Mr. Frutiger, whose career spanned the era of hot lead and the age of silicon, created some 40 fonts, a vast number for one lifetime. Praised for an elegant readability that belied their rigorous engineering, his typefaces over the years have graced signs in the Paris Métro and many international airports, and on Swiss highways and some London streets.

His best-known fonts include Univers, employed throughout the design of the 1972 Olympic Games in Munich, and Frutiger, ubiquitous on airport signage, including that of John F. Kennedy International Airport in New York and Charles de Gaulle Airport in Paris.

“Frutiger is basically the best signage type in the world because there’s not too much ‘noise’ in it, so it doesn’t call attention to itself,” Erik Spiekermann, a prominent German type designer and friend of Mr. Frutiger, said by telephone on Wednesday. “It makes itself invisible, but physically it’s actually incredibly legible.”

 … in the early 1960s he founded his own studio in Paris.

Commissioned to create signage for airports and subway systems, Mr. Frutiger soon realized that fonts that looked good in books did not work well on signs: The characters lacked enough air to be readable at a distance. The result, over time, was Frutiger, a sans serif font designed to be legible at many paces, and from many angles.

One of Frutiger’s hallmarks is the square dot over the lowercase “i.” The dot’s crisp, angled corners keep it from resolving into a nebulous flyspeck that appears to merge with its stem, making “i” look little different from “l” or “I.” (For designers of sans serif fonts, the gold standard is to make a far-off “Illinois” instantly readable.)

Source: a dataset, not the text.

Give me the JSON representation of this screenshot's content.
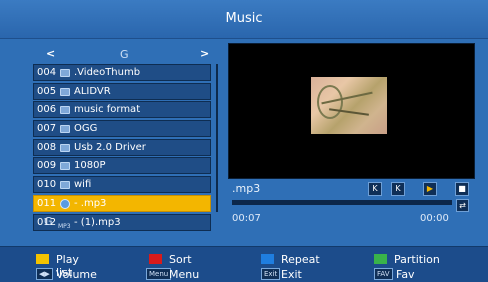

  … His other fonts include Avenir, Centennial, Egyptienne, Herculanum, Iridium, Serifa, Vectora and Versailles.

As conspicuous as Mr. Frutiger’s work became, it was for its inconspicuousness, he said, that he hoped it would be known.

“The whole point with type is for you not to be aware it is there,” he said in an interview on the Linotype company’s website. “If you remember the shape of a spoon with which you just ate some soup, then the spoon had a poor shape.” He added:

“Spoons and letters are tools. The first we need to ingest bodily nourishment from a bowl, the latter we need to ingest mental nourishment from a piece of paper.”